The World Bank Groups’ Board of Executive Directors today approved US$ 100 million in additional financing from the International Development Association (IDA) Crisis Response Window (CRW) to the Productive Safety Net Project 4 (PSNP 4). The funds will help support the Government of Ethiopia’s (GoE) efforts to respond to the ongoing drought.
Ethiopia is experiencing the worst drought in fifty years. The Government issued a humanitarian appeal in December 2015 seeking international assistance for the drought response. The effects of the drought are concentrated in already poor areas and are pushing poor people deeper into poverty. Over eighteen million people currently require emergency support as a result of the drought, although an ongoing assessment will determine the extent of this need until December 2016.
“PSNP is providing regular cash or food transfers to eight million of the poorest people in those areas which are most often hit by drought,” said Carolyn Turk, Country Director for Ethiopia. “The additional support will prevent millions of households from falling deeper into poverty, as a result of the drought.”
PSNP is helping Ethiopia to further reduce extreme poverty and promote shared prosperity by strengthening the resilience of the poorest households to natural shocks. The additional financing will help ensure that the poorest people in drought affected area continue to receive reliable support from the Government through to the next harvest – a period when food needs are often most acute.

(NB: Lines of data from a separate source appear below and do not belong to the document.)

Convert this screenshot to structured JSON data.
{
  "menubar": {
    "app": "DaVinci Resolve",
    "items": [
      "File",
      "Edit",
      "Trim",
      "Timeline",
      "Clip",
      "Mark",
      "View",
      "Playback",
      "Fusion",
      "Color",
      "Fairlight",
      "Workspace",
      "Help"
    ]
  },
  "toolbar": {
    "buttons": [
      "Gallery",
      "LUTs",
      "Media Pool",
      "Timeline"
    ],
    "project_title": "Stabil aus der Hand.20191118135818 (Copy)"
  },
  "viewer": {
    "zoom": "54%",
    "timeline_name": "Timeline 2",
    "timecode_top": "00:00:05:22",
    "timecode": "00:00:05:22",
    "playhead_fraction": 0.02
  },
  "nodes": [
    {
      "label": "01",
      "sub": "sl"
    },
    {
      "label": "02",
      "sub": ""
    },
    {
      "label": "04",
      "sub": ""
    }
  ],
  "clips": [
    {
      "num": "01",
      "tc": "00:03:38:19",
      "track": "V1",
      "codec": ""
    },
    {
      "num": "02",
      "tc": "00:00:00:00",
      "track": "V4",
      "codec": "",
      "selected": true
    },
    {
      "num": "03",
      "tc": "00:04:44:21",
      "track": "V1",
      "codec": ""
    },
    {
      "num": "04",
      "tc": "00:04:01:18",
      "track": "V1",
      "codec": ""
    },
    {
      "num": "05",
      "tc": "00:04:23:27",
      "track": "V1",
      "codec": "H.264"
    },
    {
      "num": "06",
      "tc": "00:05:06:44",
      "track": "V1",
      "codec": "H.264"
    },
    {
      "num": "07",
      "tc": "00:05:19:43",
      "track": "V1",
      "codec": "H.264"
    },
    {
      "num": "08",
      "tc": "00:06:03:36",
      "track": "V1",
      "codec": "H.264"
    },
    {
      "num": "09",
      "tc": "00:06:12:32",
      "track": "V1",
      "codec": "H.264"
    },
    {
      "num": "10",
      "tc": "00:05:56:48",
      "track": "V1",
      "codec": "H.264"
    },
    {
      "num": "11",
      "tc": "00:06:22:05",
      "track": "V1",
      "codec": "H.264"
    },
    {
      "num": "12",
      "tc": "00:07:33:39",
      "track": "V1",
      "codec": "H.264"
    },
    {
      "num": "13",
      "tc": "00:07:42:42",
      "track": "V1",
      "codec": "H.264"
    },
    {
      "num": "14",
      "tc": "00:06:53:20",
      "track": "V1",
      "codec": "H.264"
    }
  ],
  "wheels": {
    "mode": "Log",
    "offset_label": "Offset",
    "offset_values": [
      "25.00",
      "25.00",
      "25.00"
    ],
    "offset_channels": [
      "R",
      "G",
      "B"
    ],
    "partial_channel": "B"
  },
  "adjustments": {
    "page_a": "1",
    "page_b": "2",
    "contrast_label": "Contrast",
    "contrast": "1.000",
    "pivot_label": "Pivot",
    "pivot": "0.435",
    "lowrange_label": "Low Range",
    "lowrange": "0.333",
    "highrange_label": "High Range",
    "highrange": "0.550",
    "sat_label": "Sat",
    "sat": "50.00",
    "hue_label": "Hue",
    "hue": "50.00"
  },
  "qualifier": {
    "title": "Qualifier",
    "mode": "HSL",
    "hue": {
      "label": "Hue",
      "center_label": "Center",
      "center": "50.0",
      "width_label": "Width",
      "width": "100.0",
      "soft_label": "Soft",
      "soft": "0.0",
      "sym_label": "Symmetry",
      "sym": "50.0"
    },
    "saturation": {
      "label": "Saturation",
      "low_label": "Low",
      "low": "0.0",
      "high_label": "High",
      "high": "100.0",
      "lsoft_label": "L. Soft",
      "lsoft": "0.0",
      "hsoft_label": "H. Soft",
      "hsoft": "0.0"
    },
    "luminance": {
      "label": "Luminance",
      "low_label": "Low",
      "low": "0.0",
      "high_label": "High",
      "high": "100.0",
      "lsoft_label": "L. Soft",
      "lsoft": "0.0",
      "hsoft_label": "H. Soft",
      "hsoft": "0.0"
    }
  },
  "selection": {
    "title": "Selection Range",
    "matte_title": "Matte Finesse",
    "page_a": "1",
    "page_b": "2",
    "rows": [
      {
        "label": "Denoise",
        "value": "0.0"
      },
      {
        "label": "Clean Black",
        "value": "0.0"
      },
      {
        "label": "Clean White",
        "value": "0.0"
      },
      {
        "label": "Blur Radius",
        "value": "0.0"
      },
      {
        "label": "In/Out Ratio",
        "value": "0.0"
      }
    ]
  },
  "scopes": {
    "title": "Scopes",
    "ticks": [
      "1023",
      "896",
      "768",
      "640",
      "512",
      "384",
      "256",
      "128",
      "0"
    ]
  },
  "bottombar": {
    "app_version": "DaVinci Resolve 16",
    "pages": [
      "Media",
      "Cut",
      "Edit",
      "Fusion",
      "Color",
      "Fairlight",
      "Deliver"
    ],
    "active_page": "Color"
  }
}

“This additional financing will allow the program to extend the duration of safety net support to existing beneficiaries. It is also delivered through national systems, which are the first line of define against shocks, such as drought, in Ethiopia,” said Sarah Coll-Black, World Bank Task Team Leader for the project.
The PSNP4 is implemented in 318 districts in Ethiopia, reaching 8 million food insecure people per year and includes a total budget of approximately US$3.6 billion from the government and 11 development partners including the United Kingdom’s Department for International Development, Irish Aid, the European Union, Canadian International Development Agency, Swedish International Development Agency, the Netherlands, Danish International Development Agency, the United States Agency for International Development, UN Children’s Fund, the World Food Program and the World Bank.
*The World Bank’s International Development Association (IDA), established in 1960, and helps the world’s poorest countries by providing grants and low to zero-interest loans for projects and programs that boost economic growth, reduce poverty, and improve poor people’s lives. IDA is one of the largest sources of assistance for the world’s 77 poorest countries, 39 of which are in Africa. Resources from IDA bring positive change to the 1.3 billion people who live in IDA countries. Since 1960, IDA has supported development work in 112 countries. Annual commitments have averaged about $19 billion over the last three years, with about 50 percent going to Africa.